South Korea’s finance minister Hong Nam-ki gave a firm “no” at the National Assembly to lawmakers asking for crypto taxation to be delayed until the industry is fully prepared.
- Minister Hong insisted the plan to tax capital gains from cryptocurrency transactions should be executed as planned. The amended tax law stipulates that crypto income over the amount of 2.5 million won (about US$2,132) be taxed 20% starting Jan. 1, 2022. “The virtual asset market has grown to be as big as the KOSPI (Korea’s stock market),” Hong said. “It would be a problem for fair taxation if we do not tax where there is income.” A further delay would only cause market confusion, he added.
- The tax law amendment sparked controversy, with some saying taxation is too early especially when the government has yet to prepare sufficient protective measures for crypto investors. Other crypto investors argued it was unfair, as crypto income is taxed over 2.5 million won, while stock capital gains taxes start at 50 million won, which is around US$42,600. Moreover, stock capital gains are to be taxed from 2023, a year later than crypto taxation. The government explained that there are special tax benefits to income from certain financial investments, and virtual assets aren’t categorized as financial assets in South Korea — hence the lower threshold for tax deduction.

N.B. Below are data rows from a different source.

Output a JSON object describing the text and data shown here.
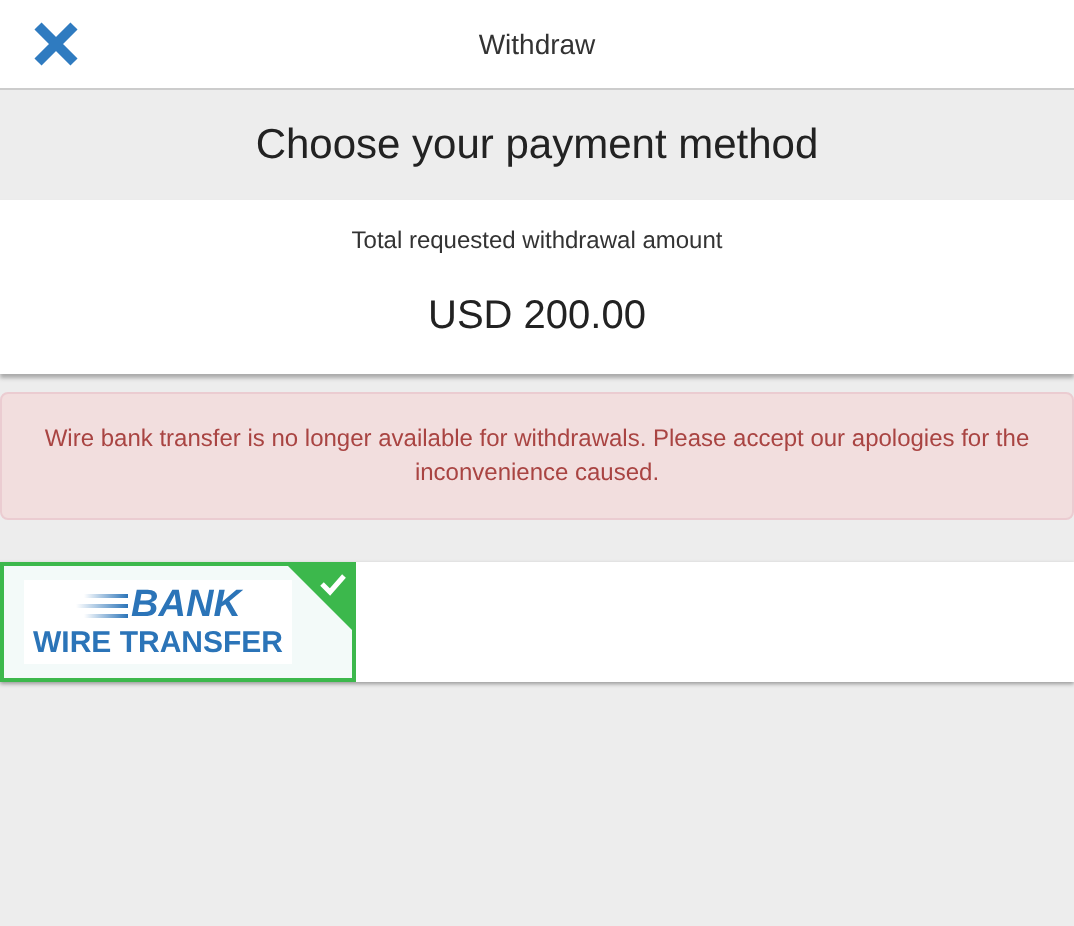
{
  "header": {
    "title": "Withdraw"
  },
  "heading": "Choose your payment method",
  "summary": {
    "label": "Total requested withdrawal amount",
    "amount": "USD 200.00"
  },
  "alert": {
    "text": "Wire bank transfer is no longer available for withdrawals. Please accept our apologies for the inconvenience caused."
  },
  "methods": [
    {
      "line_1": "BANK",
      "line_2": "WIRE TRANSFER",
      "selected": true
    }
  ]
}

- The imbalance between tax deductibles in crypto gains and stock gains caused an anonymous person to post an online petition on the presidential Blue House webpage, to stop what the person viewed as “discrimination.” More than 50,000 people have since signed the petition.
- Conservative party lawmaker Yun Chang-hyun and Yoo Gyeong-joon proposed bills to delay the taxing by one to two years, while democratic party lawmaker Noh Woong-rae proposed characterizing crypto capital gains as income from financial investment.
- Lee Dong-keon, professor of tax accounting at Hanbat National University, told Forkast.News in an interview he agrees that crypto taxation should go on as scheduled. However, he argues taxing crypto should be the same as taxing stock gains. “The National Tax Service claims that [crypto] is not a financial asset, but a part of ‘other assets’ or intangible assets,” Lee said. “Regardless of category, if the characteristics [of the investments] are similar, I think it’s right to tax it the same as stock capital gains tax.”